Symposium 2015: Biology, Ecology and Consveration of Elasmobrachs, University of Plymouth, 3rd-7th July

The elasmobranchs (sharks, skates and rays) are cartilaginous fishes that are important predatory and scavenging species within aquatic ecosystems and as living resources to human societies globally in cultural, economic, health, biodiversity and conservation contexts. There are about 900 extant species, including the world’s largest fish, that arose sometime during c. 400 million years of independent evolution. Extant elasmobranchs possess an intriguing set of biological characteristics, including, for example, larger brains than other ectothermic vertebrates, slow growth and late age at maturity, internal fertilisation and female sperm storage, diverse reproductive modes including oviparity and viviparity, relatively low fecundity, and social systems with dominance hierarchies and segregation by sex and age.

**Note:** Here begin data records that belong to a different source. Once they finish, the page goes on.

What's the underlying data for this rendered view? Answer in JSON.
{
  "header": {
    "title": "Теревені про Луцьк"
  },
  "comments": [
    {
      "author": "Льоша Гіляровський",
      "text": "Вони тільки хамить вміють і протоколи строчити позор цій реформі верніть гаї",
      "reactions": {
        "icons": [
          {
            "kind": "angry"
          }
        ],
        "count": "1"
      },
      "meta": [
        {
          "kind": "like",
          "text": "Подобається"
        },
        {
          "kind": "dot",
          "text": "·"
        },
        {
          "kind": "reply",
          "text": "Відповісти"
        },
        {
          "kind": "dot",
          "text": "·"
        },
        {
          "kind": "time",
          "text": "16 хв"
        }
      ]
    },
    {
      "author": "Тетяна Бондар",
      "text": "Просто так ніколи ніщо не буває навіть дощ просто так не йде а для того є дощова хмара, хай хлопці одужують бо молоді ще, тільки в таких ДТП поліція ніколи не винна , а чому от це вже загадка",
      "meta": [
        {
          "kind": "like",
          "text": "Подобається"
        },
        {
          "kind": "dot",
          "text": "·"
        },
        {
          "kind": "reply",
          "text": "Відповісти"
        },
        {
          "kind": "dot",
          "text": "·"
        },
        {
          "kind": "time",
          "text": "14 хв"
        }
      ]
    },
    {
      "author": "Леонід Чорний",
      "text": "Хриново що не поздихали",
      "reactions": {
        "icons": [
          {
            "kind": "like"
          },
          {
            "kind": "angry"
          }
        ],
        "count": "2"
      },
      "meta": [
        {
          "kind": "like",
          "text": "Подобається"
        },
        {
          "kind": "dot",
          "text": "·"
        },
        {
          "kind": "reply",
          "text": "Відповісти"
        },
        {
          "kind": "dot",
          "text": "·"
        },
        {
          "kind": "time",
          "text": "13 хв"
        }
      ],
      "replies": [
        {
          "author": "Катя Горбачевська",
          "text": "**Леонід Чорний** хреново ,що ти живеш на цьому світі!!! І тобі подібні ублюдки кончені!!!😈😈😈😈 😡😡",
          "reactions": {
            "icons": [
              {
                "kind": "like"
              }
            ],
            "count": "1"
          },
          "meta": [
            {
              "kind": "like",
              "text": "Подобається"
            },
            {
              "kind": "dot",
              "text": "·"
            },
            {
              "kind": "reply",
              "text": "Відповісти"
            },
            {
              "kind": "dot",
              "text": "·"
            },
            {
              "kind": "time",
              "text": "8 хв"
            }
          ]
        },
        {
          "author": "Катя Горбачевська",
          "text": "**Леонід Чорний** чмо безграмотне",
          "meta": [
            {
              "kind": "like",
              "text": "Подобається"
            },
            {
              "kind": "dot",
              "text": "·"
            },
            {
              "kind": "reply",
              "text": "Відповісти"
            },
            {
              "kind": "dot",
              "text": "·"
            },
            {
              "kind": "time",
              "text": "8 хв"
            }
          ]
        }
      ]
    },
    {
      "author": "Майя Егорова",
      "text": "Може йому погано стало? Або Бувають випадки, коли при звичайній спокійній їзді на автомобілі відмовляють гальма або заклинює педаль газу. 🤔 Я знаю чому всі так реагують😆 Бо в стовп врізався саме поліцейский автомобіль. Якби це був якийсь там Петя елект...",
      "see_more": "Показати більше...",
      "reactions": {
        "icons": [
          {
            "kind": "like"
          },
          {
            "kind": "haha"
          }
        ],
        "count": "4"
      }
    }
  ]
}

In some respects the behavioural, ecological and life-history strategies of elasmobranchs share certain characteristics that are arguably more similar to mammals and birds than other fishes. These attributes in addition to other more unique features have also made elasmobranchs important model organisms for developmental, biomedical and evolutionary research. Furthermore, elasmobranchs occupy a very broad range of habitats worldwide and have a key role in the functioning of ecosystems. Taken together this identifies elasmobranchs as an important group to study for advancing fundamental biological knowledge in key fields ranging from molecular genetics and genomics to physiology, and from behaviour to population and community ecology. However, life-history traits such as slow growth, late maturity and low fecundity make elasmobranchs less resilient to exploitation. Many sharks, skates and rays are highly valued worldwide by c­­ommercial fisheries, leading to reported dramatic declines in the population levels of some species. There is particular concern that target and by-catch fisheries are depleting populations below sustainable levels where recovery may not be possible, or at best may be very slow, even if fishing pressure is removed. An increasing number of elasmobranchs are being listed in the IUCN Red List of threatened species, with some larger species of greater economic value now being listed on the Convention of International Trade in Endangered Species (CITES).

The conservation of elasmobranch populations in the face of pressures such as the expansion of industrialised fisheries, the degradation or removal of habitats, and for many species little or no management, require novel solutions for sustainable exploitation. To approach these and other challenges a more detailed understanding of elasmobranch biology and ecology will be the firm foundation upon which new ideas and initiatives relevant to conservation are built.

The aim of this symposium is to bring together scientists interested in the study of fundamental biological characteristics and the ecological and evolutionary relationships of elasmobranchs, including studies focusing on their population trends and conservation status. The topics covered will span levels of biological organisation from molecules and cells to systems biology, and from individuals, populations and up to communities and ecosystems. The meeting aims to highlight significant recent advances and will identify new and interdisciplinary areas likely to make a key impact in the near future for improved conservation.


Abstracts are encouraged in any of these and related themes in the broad field of elasmobranch biology, ecology and conservation. Interdisciplinary or multidisciplinary papers are welcomed, especially where these relate to improved understanding of populations, environmental interactions and conservation initiatives.

  1. Genomics and molecular biology
  2. Developmental biology and evolutionary ecology
  3. Physiology and adaptations to changing environments
  4. Movements, behaviour and habitat use
  5. Population genetics, structure and distributions including phylogeography
  6. Ecological relationships, community and food web ecology
  7. Fisheries biology, ecology and management
  8. Conservation
  9. Methodological advances; e.g. biotelemetry/biologging; molecular markers



Gregor Cailliet, Moss Landing Marine Laboratories, California, USA


Julia Baum (University of Victoria, Canada)
Kevin Feldheim (The Field Museum of Natural History, Chicago, USA)
Sylvie Mazan (University of Paris and Station Biologique de Roscoff, France)
Gregory Skomal (Massachusetts Division of Marine Fisheries & Woods Hole Oceanographic Institution, USA)



Prof David Sims Marine Biological Association Laboratory (MBA), Plymouth, UK and University of Southampton, UK

Scientific Advisory Committee

Prof David Sims MBA, UK
Dr Nick Dulvy Simon Fraser University, Canada
Dr Julian Metcalfe Cefas, Lowestoft, UK
Dr Jayson Semmens University of Tasmania, Australia
Dr Gregory Skomal Massachusetts Division of Fisheries, USA

Local Organising Committee

Prof David Sims MBA
Dr David Gibson National Marine Aquarium
Ms Ali Hood UK Shark Trust
Dr Kerry Howell University of Plymouth
Dr Nick Pade MBA